Or, as Robert Heinlein wrote in Time Enough for Love: "The Principle of Least Effort: 'Progress doesn't come from early risers--progress is made by lazy men looking for easier ways to do things.'"
- At one point Pynchon refers to "The American vice of modular repetition", which I though was just a fantastic way of putting American ingenuity during the war. Our equipment during the war wasn't always the best, but we invariably made one hell of a lot of them (taking advantage of "modular repetition"), and they were robust, simple to repair and maintain.
- A quote (page 350): "Simple talion may be fine for wartime, but politics between wars demands symmetry and a more elegant idea of justice, even to the point of masquerading, a bit decadently, as mercy." Nowadays, talion doesn't cut it during wartime, but its an interesting quote nonetheless.
- Yet another quote (page 434): "If there is something comforting - religious, if you want - about paranoia, there is still also anti-paranoia, where nothing is connected to anything, a condition not many of us can bear for long." Paranoia is one of the main themes running throughout the novel, and probably warrants a discussion of its own...
- And another (page 587): "Non-Masons stay pretty much in the dark about What Goes On, though now and then something jumps out, exposes itself, jumps giggling back again, leaving you with few details but a lot of Awful Suspicions. Some of the American Founding Fathers were Masons, for instance. There is a theory going around that the U.S.A. was and still is a gigantic Masonic plot under the ultimate control of the group known as the Illuminati. It is difficult to look for long at the strange single eye crowning the pyramid which is found on every dollar bill and not begin to believe the story, a little." Imagine the fun the "Bush Lied!" folks could have if Bush was a Mason. Alas, he is not... yet the conspiracy theories march on. There is a "Masonic Home" about a mile down the road from me. Very strange buildings; they look almost majestic, yet forbidding. I wonder sometimes if I should worry about that.
- Gravity's Rainbow is a strange book, in that it is at times incomprehensible and deadly serious, while other times lighthearted, goofy and even humorous (often times simultaneously incomprehensible, lighthearted, funny, and deadly serious). For instance, Pynchon seems to delight in naming people and places and things such as Seaman Bodine's ship: the U.S.S. John E. Badass, a place where they hold Runcible Spoon fights. Or Dr. Lazlo Jamf, whose last name is an acronym for "Jive Ass Mother Fucker", which lets you know just how trustworthy the man is...
Footnotes from Beyond the Zero, Part V

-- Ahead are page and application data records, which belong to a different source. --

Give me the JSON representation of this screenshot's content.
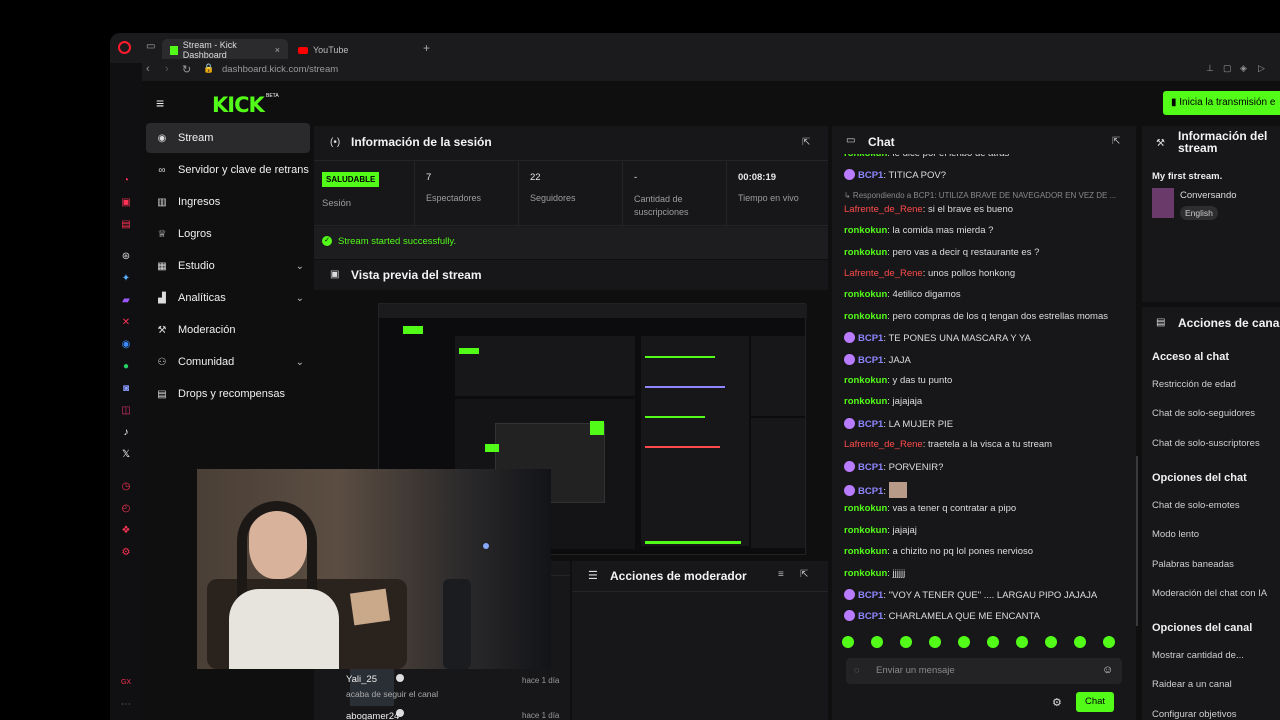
{
  "browser": {
    "tabs": [
      {
        "label": "Stream - Kick Dashboard",
        "active": true
      },
      {
        "label": "YouTube",
        "active": false
      }
    ],
    "url": "dashboard.kick.com/stream"
  },
  "header": {
    "logo": "KICK",
    "beta": "BETA",
    "start_button": "Inicia la transmisión e"
  },
  "sidebar": {
    "items": [
      {
        "label": "Stream",
        "icon": "broadcast-icon"
      },
      {
        "label": "Servidor y clave de retrans",
        "icon": "link-icon"
      },
      {
        "label": "Ingresos",
        "icon": "chart-bar-icon"
      },
      {
        "label": "Logros",
        "icon": "trophy-icon"
      },
      {
        "label": "Estudio",
        "icon": "grid-icon"
      },
      {
        "label": "Analíticas",
        "icon": "analytics-icon"
      },
      {
        "label": "Moderación",
        "icon": "wrench-icon"
      },
      {
        "label": "Comunidad",
        "icon": "community-icon"
      },
      {
        "label": "Drops y recompensas",
        "icon": "gift-icon"
      }
    ]
  },
  "session": {
    "title": "Información de la sesión",
    "status_badge": "SALUDABLE",
    "session_label": "Sesión",
    "stats": [
      {
        "value": "7",
        "label": "Espectadores"
      },
      {
        "value": "22",
        "label": "Seguidores"
      },
      {
        "value": "-",
        "label": "Cantidad de suscripciones"
      },
      {
        "value": "00:08:19",
        "label": "Tiempo en vivo"
      }
    ],
    "success_message": "Stream started successfully."
  },
  "preview": {
    "title": "Vista previa del stream"
  },
  "moderator": {
    "title": "Acciones de moderador"
  },
  "activity": [
    {
      "user": "Yali_25",
      "action": "acaba de seguir el canal",
      "time": "hace 1 día"
    },
    {
      "user": "abogamer24",
      "action": "",
      "time": "hace 1 día"
    }
  ],
  "chat": {
    "title": "Chat",
    "reply_note": "Respondiendo a BCP1: UTILIZA BRAVE DE NAVEGADOR EN VEZ DE ...",
    "messages": [
      {
        "user": "ronkokun",
        "text": "le dice por el lenbo de atras",
        "color": "green",
        "badge": false
      },
      {
        "user": "BCP1",
        "text": "TITICA POV?",
        "color": "blue",
        "badge": true
      },
      {
        "user": "Lafrente_de_Rene",
        "text": "si el brave es bueno",
        "color": "red",
        "badge": false
      },
      {
        "user": "ronkokun",
        "text": "la comida mas mierda ?",
        "color": "green",
        "badge": false
      },
      {
        "user": "ronkokun",
        "text": "pero vas a decir q restaurante es ?",
        "color": "green",
        "badge": false
      },
      {
        "user": "Lafrente_de_Rene",
        "text": "unos pollos honkong",
        "color": "red",
        "badge": false
      },
      {
        "user": "ronkokun",
        "text": "4etilico digamos",
        "color": "green",
        "badge": false
      },
      {
        "user": "ronkokun",
        "text": "pero compras de los q tengan dos estrellas momas",
        "color": "green",
        "badge": false
      },
      {
        "user": "BCP1",
        "text": "TE PONES UNA MASCARA Y YA",
        "color": "blue",
        "badge": true
      },
      {
        "user": "BCP1",
        "text": "JAJA",
        "color": "blue",
        "badge": true
      },
      {
        "user": "ronkokun",
        "text": "y das tu punto",
        "color": "green",
        "badge": false
      },
      {
        "user": "ronkokun",
        "text": "jajajaja",
        "color": "green",
        "badge": false
      },
      {
        "user": "BCP1",
        "text": "LA MUJER PIE",
        "color": "blue",
        "badge": true
      },
      {
        "user": "Lafrente_de_Rene",
        "text": "traetela a la visca a tu stream",
        "color": "red",
        "badge": false
      },
      {
        "user": "BCP1",
        "text": "PORVENIR?",
        "color": "blue",
        "badge": true
      },
      {
        "user": "BCP1",
        "text": "",
        "color": "blue",
        "badge": true
      },
      {
        "user": "ronkokun",
        "text": "vas a tener q contratar a pipo",
        "color": "green",
        "badge": false
      },
      {
        "user": "ronkokun",
        "text": "jajajaj",
        "color": "green",
        "badge": false
      },
      {
        "user": "ronkokun",
        "text": "a chizito no pq lol pones nervioso",
        "color": "green",
        "badge": false
      },
      {
        "user": "ronkokun",
        "text": "jjjjjj",
        "color": "green",
        "badge": false
      },
      {
        "user": "BCP1",
        "text": "\"VOY A TENER QUE\" .... LARGAU PIPO JAJAJA",
        "color": "blue",
        "badge": true
      },
      {
        "user": "BCP1",
        "text": "CHARLAMELA QUE ME ENCANTA",
        "color": "blue",
        "badge": true
      }
    ],
    "input_placeholder": "Enviar un mensaje",
    "send_button": "Chat"
  },
  "stream_info": {
    "title": "Información del stream",
    "stream_title": "My first stream.",
    "category": "Conversando",
    "language": "English"
  },
  "channel_actions": {
    "title": "Acciones de cana",
    "sections": [
      {
        "heading": "Acceso al chat",
        "items": [
          "Restricción de edad",
          "Chat de solo-seguidores",
          "Chat de solo-suscriptores"
        ]
      },
      {
        "heading": "Opciones del chat",
        "items": [
          "Chat de solo-emotes",
          "Modo lento",
          "Palabras baneadas",
          "Moderación del chat con IA"
        ]
      },
      {
        "heading": "Opciones del canal",
        "items": [
          "Mostrar cantidad de...",
          "Raidear a un canal",
          "Configurar objetivos"
        ]
      }
    ]
  },
  "colors": {
    "accent": "#53fc18",
    "panel": "#17171a",
    "red_user": "#ff4b4b",
    "blue_user": "#8e86ff"
  }
}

I recently finished off Thomas Pynchon's Gravity's Rainbow, and since my brain has stopped hemorrhaging, I figured it was time to go back and continue cataloguing items of interest, quotes, and other footnotey type stuff. I've been doing this since I started the novel, about a year ago. See: [part I | part II | part III | part IV]